#### [REQUIRED WORK]
Copy each line of the entries below that contains the string "label".

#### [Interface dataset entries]
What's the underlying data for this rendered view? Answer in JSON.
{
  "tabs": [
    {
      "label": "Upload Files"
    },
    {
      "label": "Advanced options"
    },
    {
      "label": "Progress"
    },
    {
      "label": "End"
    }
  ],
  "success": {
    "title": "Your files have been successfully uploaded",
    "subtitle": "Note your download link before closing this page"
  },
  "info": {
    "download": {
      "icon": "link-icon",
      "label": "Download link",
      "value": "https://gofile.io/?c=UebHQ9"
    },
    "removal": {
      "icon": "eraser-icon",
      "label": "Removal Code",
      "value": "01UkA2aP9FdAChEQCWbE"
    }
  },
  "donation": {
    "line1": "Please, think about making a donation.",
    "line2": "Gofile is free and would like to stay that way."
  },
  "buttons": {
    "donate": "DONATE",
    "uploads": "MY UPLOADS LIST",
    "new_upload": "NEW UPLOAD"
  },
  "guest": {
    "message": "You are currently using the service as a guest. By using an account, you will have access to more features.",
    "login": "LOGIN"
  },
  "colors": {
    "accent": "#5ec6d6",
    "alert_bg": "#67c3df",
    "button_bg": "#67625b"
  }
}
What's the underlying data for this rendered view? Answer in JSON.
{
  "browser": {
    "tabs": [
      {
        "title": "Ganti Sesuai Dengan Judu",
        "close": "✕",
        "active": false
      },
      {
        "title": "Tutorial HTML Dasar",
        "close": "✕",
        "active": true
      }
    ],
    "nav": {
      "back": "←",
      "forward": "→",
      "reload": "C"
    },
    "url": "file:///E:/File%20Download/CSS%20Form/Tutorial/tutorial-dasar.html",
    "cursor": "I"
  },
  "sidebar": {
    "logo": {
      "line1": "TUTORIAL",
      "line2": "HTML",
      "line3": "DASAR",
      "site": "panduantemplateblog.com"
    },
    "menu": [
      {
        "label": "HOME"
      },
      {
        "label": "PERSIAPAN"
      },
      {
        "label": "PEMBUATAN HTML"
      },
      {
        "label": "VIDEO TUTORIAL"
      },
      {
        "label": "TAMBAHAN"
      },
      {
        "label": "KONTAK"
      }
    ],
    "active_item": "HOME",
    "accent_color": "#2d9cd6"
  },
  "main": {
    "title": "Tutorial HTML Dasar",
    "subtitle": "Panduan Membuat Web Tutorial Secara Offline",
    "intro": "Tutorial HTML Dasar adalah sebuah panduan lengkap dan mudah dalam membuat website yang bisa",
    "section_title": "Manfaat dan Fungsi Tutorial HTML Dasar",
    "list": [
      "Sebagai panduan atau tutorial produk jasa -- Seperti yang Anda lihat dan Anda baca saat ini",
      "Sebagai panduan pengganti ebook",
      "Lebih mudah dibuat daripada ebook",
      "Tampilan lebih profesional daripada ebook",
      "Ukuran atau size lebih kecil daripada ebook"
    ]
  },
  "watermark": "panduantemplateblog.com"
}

#### [WRITTEN RESPONSE]
      "label": "Upload Files"
      "label": "Advanced options"
      "label": "Progress"
      "label": "End"
      "label": "Download link",
      "label": "Removal Code",
        "label": "HOME"
        "label": "PERSIAPAN"
        "label": "PEMBUATAN HTML"
        "label": "VIDEO TUTORIAL"
        "label": "TAMBAHAN"
        "label": "KONTAK"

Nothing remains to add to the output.